Having one of your online accounts hacked is like having a reality show on Bravo — it’ll happen to all of us at some point. Given how commonplace hacks are, you might assume that multibillion-dollar online operations would have a process in place for dealing with compromised accounts. You’d be mistaken.
Consumerist reader Alan says he recently received the runaround from online food delivery giant Grubhub after he noticed that his account may have been the target of hackers.
Alan says he first noticed an issue with the account when he received an email notifying him that Grubhub had changed his email address. The notice showed that the email, while it had the same handle, had been switched to Gmail from his actual email provider.
The notice instructed Alan to contact the company as soon as possible if he hadn’t made the change.
While Alan says he was skeptical that the email was some kind of phishing scam, his research didn’t find any glaring problems.
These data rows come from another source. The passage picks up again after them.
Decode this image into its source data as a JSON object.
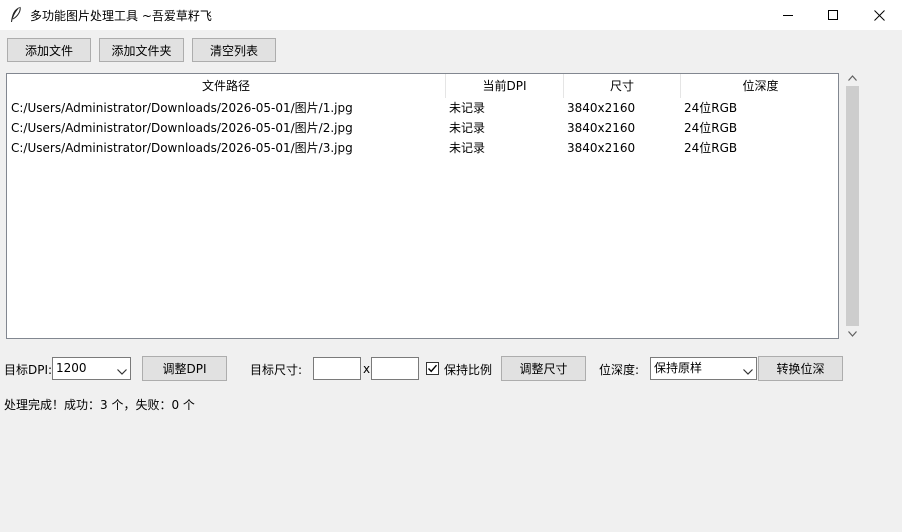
{
  "window": {
    "title": "多功能图片处理工具 ~吾爱草籽飞"
  },
  "toolbar": {
    "add_file": "添加文件",
    "add_folder": "添加文件夹",
    "clear_list": "清空列表"
  },
  "table": {
    "columns": [
      "文件路径",
      "当前DPI",
      "尺寸",
      "位深度"
    ],
    "rows": [
      [
        "C:/Users/Administrator/Downloads/2026-05-01/图片/1.jpg",
        "未记录",
        "3840x2160",
        "24位RGB"
      ],
      [
        "C:/Users/Administrator/Downloads/2026-05-01/图片/2.jpg",
        "未记录",
        "3840x2160",
        "24位RGB"
      ],
      [
        "C:/Users/Administrator/Downloads/2026-05-01/图片/3.jpg",
        "未记录",
        "3840x2160",
        "24位RGB"
      ]
    ]
  },
  "controls": {
    "target_dpi_label": "目标DPI:",
    "target_dpi_value": "1200",
    "adjust_dpi": "调整DPI",
    "target_size_label": "目标尺寸:",
    "width_value": "",
    "size_separator": "x",
    "height_value": "",
    "keep_ratio_label": "保持比例",
    "keep_ratio_checked": true,
    "adjust_size": "调整尺寸",
    "bit_depth_label": "位深度:",
    "bit_depth_value": "保持原样",
    "convert_depth": "转换位深"
  },
  "status": {
    "text": "处理完成！成功：3 个，失败：0 个"
  }
}
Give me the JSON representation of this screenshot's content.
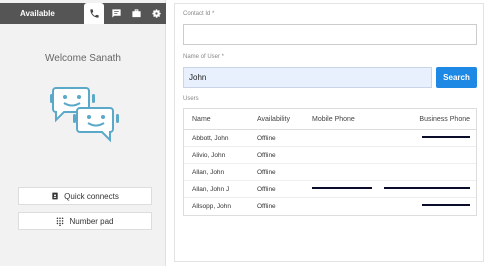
{
  "left_panel": {
    "status_label": "Available",
    "welcome_text": "Welcome Sanath",
    "quick_connects_label": "Quick connects",
    "number_pad_label": "Number pad"
  },
  "form": {
    "contact_id_label": "Contact Id *",
    "contact_id_value": "",
    "name_of_user_label": "Name of User *",
    "name_of_user_value": "John",
    "search_label": "Search"
  },
  "users": {
    "label": "Users",
    "columns": [
      "Name",
      "Availability",
      "Mobile Phone",
      "Business Phone"
    ],
    "rows": [
      {
        "name": "Abbott, John",
        "availability": "Offline"
      },
      {
        "name": "Alivio, John",
        "availability": "Offline"
      },
      {
        "name": "Allan, John",
        "availability": "Offline"
      },
      {
        "name": "Allan, John J",
        "availability": "Offline"
      },
      {
        "name": "Allsopp, John",
        "availability": "Offline"
      }
    ]
  },
  "colors": {
    "accent": "#1e88e5",
    "topbar": "#555555",
    "bot_blue": "#5aa9c8"
  }
}
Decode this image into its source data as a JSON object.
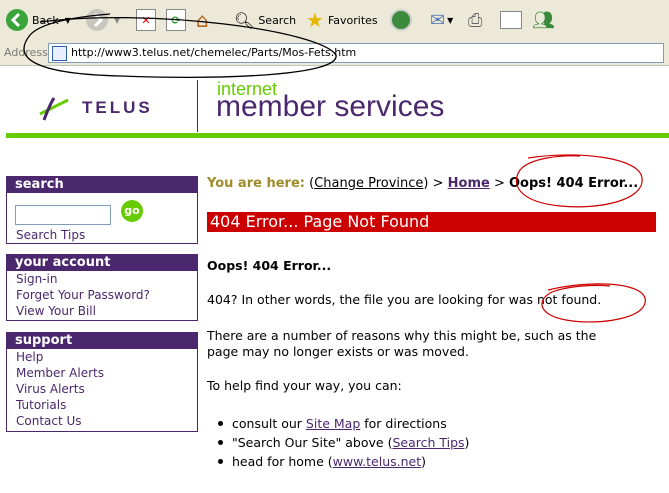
{
  "toolbar": {
    "back_label": "Back",
    "search_label": "Search",
    "favorites_label": "Favorites"
  },
  "address": {
    "label": "Address",
    "url": "http://www3.telus.net/chemelec/Parts/Mos-Fets.htm"
  },
  "header": {
    "logo_text": "TELUS",
    "internet": "internet",
    "member_services": "member services"
  },
  "sidebar": {
    "search": {
      "title": "search",
      "go_label": "go",
      "tips": "Search Tips",
      "input_value": ""
    },
    "account": {
      "title": "your account",
      "links": [
        "Sign-in",
        "Forget Your Password?",
        "View Your Bill"
      ]
    },
    "support": {
      "title": "support",
      "links": [
        "Help",
        "Member Alerts",
        "Virus Alerts",
        "Tutorials",
        "Contact Us"
      ]
    }
  },
  "breadcrumb": {
    "prefix": "You are here:",
    "change_province": "Change Province",
    "home": "Home",
    "current": "Oops! 404 Error..."
  },
  "main": {
    "banner": "404 Error... Page Not Found",
    "heading": "Oops! 404 Error...",
    "p1": "404? In other words, the file you are looking for was not found.",
    "p2a": "There are a number of reasons why this might be, such as the",
    "p2b": "page may no longer exists or was moved.",
    "p3": "To help find your way, you can:",
    "b1_pre": "consult our ",
    "b1_link": "Site Map",
    "b1_post": " for directions",
    "b2_pre": "\"Search Our Site\" above (",
    "b2_link": "Search Tips",
    "b2_post": ")",
    "b3_pre": "head for home (",
    "b3_link": "www.telus.net",
    "b3_post": ")"
  },
  "colors": {
    "purple": "#4b286d",
    "green": "#66cc00",
    "red": "#cc0000",
    "gold": "#a08b2a"
  }
}
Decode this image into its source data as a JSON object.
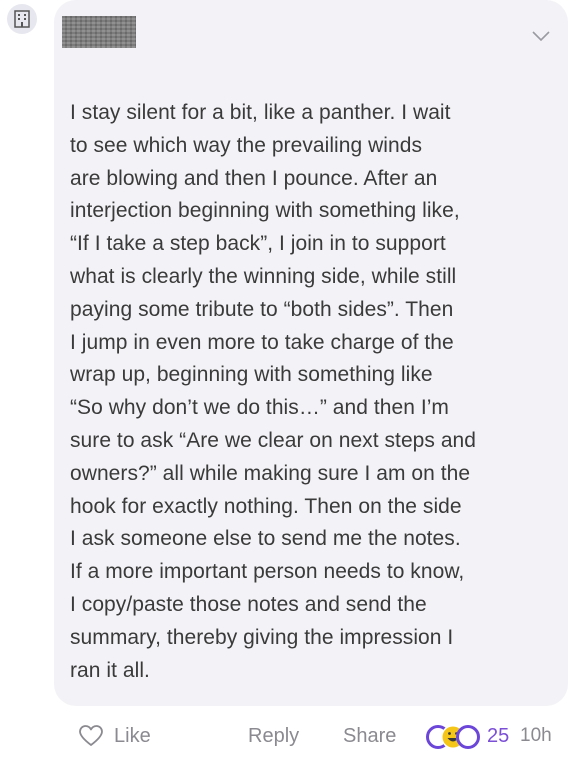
{
  "comment": {
    "author_icon": "building-icon",
    "author_name_redacted": true,
    "menu_icon": "chevron-down-icon",
    "body": "I stay silent for a bit, like a panther. I wait\nto see which way the prevailing winds\nare blowing and then I pounce. After an\ninterjection beginning with something like,\n“If I take a step back”, I join in to support\nwhat is clearly the winning side, while still\npaying some tribute to “both sides”. Then\nI jump in even more to take charge of the\nwrap up, beginning with something like\n“So why don’t we do this…” and then I’m\nsure to ask “Are we clear on next steps and\nowners?” all while making sure I am on the\nhook for exactly nothing. Then on the side\nI ask someone else to send me the notes.\nIf a more important person needs to know,\nI copy/paste those notes and send the\nsummary, thereby giving the impression I\nran it all."
  },
  "actions": {
    "like_label": "Like",
    "reply_label": "Reply",
    "share_label": "Share",
    "reaction_icons": [
      "like-reaction-icon",
      "haha-reaction-icon",
      "insightful-reaction-icon"
    ],
    "reaction_count": "25",
    "timestamp": "10h"
  },
  "colors": {
    "bubble_background": "#f3f3f7",
    "text": "#3a3a3a",
    "muted": "#8a8a90",
    "accent_purple": "#7b4fd6",
    "reaction_yellow": "#f5c518"
  }
}
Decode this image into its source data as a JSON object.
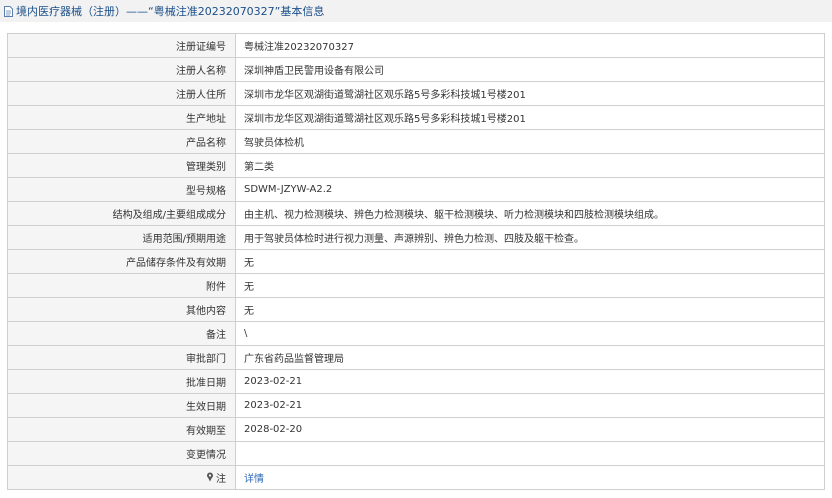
{
  "header": {
    "title": "境内医疗器械（注册）——“粤械注准20232070327”基本信息"
  },
  "rows": [
    {
      "label": "注册证编号",
      "value": "粤械注准20232070327"
    },
    {
      "label": "注册人名称",
      "value": "深圳神盾卫民警用设备有限公司"
    },
    {
      "label": "注册人住所",
      "value": "深圳市龙华区观湖街道鹭湖社区观乐路5号多彩科技城1号楼201"
    },
    {
      "label": "生产地址",
      "value": "深圳市龙华区观湖街道鹭湖社区观乐路5号多彩科技城1号楼201"
    },
    {
      "label": "产品名称",
      "value": "驾驶员体检机"
    },
    {
      "label": "管理类别",
      "value": "第二类"
    },
    {
      "label": "型号规格",
      "value": "SDWM-JZYW-A2.2"
    },
    {
      "label": "结构及组成/主要组成成分",
      "value": "由主机、视力检测模块、辨色力检测模块、躯干检测模块、听力检测模块和四肢检测模块组成。"
    },
    {
      "label": "适用范围/预期用途",
      "value": "用于驾驶员体检时进行视力测量、声源辨别、辨色力检测、四肢及躯干检查。"
    },
    {
      "label": "产品储存条件及有效期",
      "value": "无"
    },
    {
      "label": "附件",
      "value": "无"
    },
    {
      "label": "其他内容",
      "value": "无"
    },
    {
      "label": "备注",
      "value": "\\"
    },
    {
      "label": "审批部门",
      "value": "广东省药品监督管理局"
    },
    {
      "label": "批准日期",
      "value": "2023-02-21"
    },
    {
      "label": "生效日期",
      "value": "2023-02-21"
    },
    {
      "label": "有效期至",
      "value": "2028-02-20"
    },
    {
      "label": "变更情况",
      "value": ""
    }
  ],
  "note_row": {
    "label": "注",
    "icon": "pin-icon",
    "link_text": "详情"
  }
}
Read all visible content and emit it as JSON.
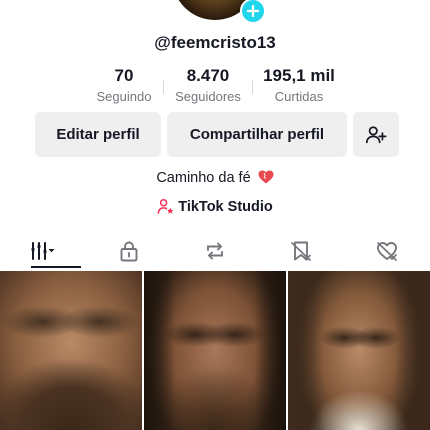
{
  "profile": {
    "username": "@feemcristo13",
    "bio": "Caminho da fé"
  },
  "stats": [
    {
      "value": "70",
      "label": "Seguindo"
    },
    {
      "value": "8.470",
      "label": "Seguidores"
    },
    {
      "value": "195,1 mil",
      "label": "Curtidas"
    }
  ],
  "actions": {
    "edit_label": "Editar perfil",
    "share_label": "Compartilhar perfil"
  },
  "studio": {
    "label": "TikTok Studio"
  },
  "tabs": [
    {
      "icon": "grid-filter-icon",
      "active": true
    },
    {
      "icon": "lock-icon",
      "active": false
    },
    {
      "icon": "repost-icon",
      "active": false
    },
    {
      "icon": "bookmark-icon",
      "active": false
    },
    {
      "icon": "liked-heart-icon",
      "active": false
    }
  ],
  "colors": {
    "accent_badge": "#20d5ec",
    "text_primary": "#161823",
    "text_secondary": "#75777d",
    "button_bg": "#efeff0",
    "heart": "#e8484f",
    "studio_icon": "#fe2c55"
  }
}
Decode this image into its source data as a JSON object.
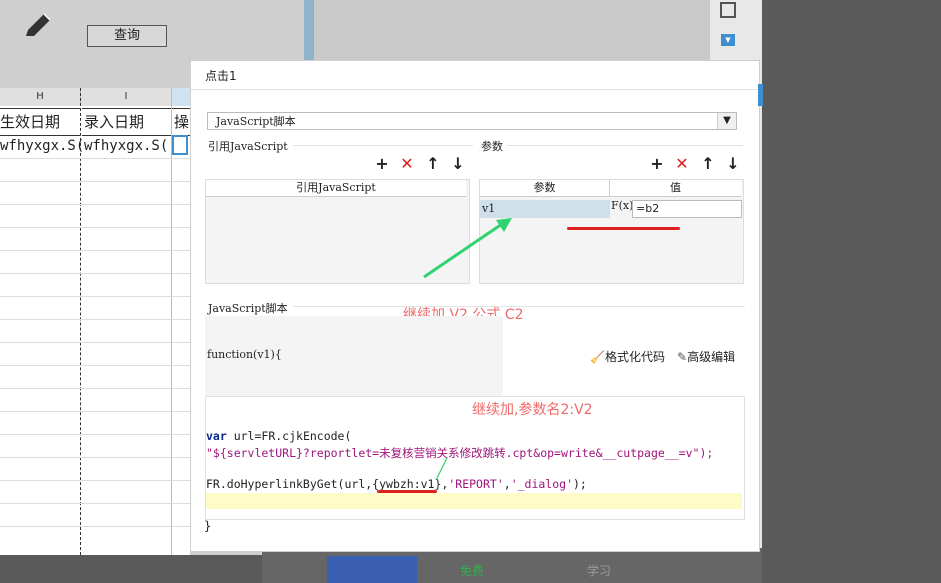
{
  "toolbar": {
    "query_label": "查询"
  },
  "sheet": {
    "col_h": "H",
    "col_i": "I",
    "title_effective": "生效日期",
    "title_entry": "录入日期",
    "title_op": "操",
    "cell_h": "wfhyxgx.S(",
    "cell_i": "wfhyxgx.S("
  },
  "dialog": {
    "title": "点击1",
    "type_select": "JavaScript脚本",
    "ref_js_section": "引用JavaScript",
    "params_section": "参数",
    "ref_js_column": "引用JavaScript",
    "param_col_name": "参数",
    "param_col_value": "值",
    "param_name": "v1",
    "param_fx": "F(x)",
    "param_value": "=b2",
    "script_section": "JavaScript脚本",
    "function_sig": "function(v1){",
    "format_code": "格式化代码",
    "advanced_edit": "高级编辑",
    "close_brace": "}"
  },
  "code": {
    "kw_var": "var",
    "line1_rest": " url=FR.cjkEncode(",
    "line2": "\"${servletURL}?reportlet=未复核营销关系修改跳转.cpt&op=write&__cutpage__=v\");",
    "line3_a": "FR.doHyperlinkByGet(url,",
    "line3_b": "{ywbzh:v1}",
    "line3_c": ",",
    "line3_d": "'REPORT'",
    "line3_e": ",",
    "line3_f": "'_dialog'",
    "line3_g": ");"
  },
  "annotations": {
    "note1": "继续加 V2 公式 C2",
    "note2": "继续加,参数名2:V2"
  },
  "bottom": {
    "free": "免费",
    "study": "学习"
  },
  "colors": {
    "accent": "#3e8ed0",
    "annotation": "#f06a6a",
    "arrow": "#2fd36f"
  }
}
So, he wrote an email to the company’s help address notifying them that he hadn’t changed his password.
A rep with the company wrote back, telling Alan that his email address had not been changed and records showed his original email was still on file.
Alan says he thought everything was fine, but four days later he was unable to log in to his Grubhub account.
After being unable to reset his password, Alan initiated an online chat on April 13 with a Grubhub customer service rep, who assured Alan she could manually send him a password reset email. The chat began at 7:46 p.m. and when it ended at 8:22 p.m., Alan still hadn’t received the email.
Several days later on April 21, Alan reached out to Grubhub by email, once again outlining his issue and asking to have the account either fixed or deleted.
In an emailed response, a rep for Grubhub apologized for the issue, but said there was nothing that could be done.
“Wow, I am so sorry to hear this – you must be so frustrated! I spoke with IT, and, unfortunately, there is nothing they can do, at this point,” the email stated. “I know this is an inconvenience, but, it would be best to register a new account and begin again. When you place your first order, write it to us, and we will be happy to send you some Free Grub for all of the problems you have experienced – my heart truly goes out to you!”
This was not acceptable, Alan says.
“This struck me as a bit odd, since it’s ignoring the fact that my credit card information and personal details have been compromised… and they won’t even let me access my account to delete that information, nor seemingly will they,” he tells Consumerist.
Another email from Grubhub was more of the same: The rep had contacted IT, but there was nothing they could do. Creating a new account was the only option.
At this point, Alan has given up his Grubhub account and moved on to another delivery service. While he says that his credit card doesn’t seem to have any mystery charges — yet, he’d still like to know why the company won’t delete the account.
Consumerist reached out to Grubhub about their policies for deleting or recovering accounts.
“Security is of the utmost importance to us at Grubhub, and we are committed to protecting the privacy of our users,” a rep told Consumerist.
The rep noted that the company is dedicated to taking action to reclaim any suspected compromised accounts. If a customer believes their account has been compromised, Grubhub will block the account from ordering as a security precaution.
“We apologize for your reader’s experience with our representatives, and it will not be taken lightly; it’s not indicative of the service that we pride ourselves in providing to our customers,” the rep said.
Grubhub passed along additional contacts for Alan to reach out to in order to resolve his situation. We’ll update this post when we hear back from Alan.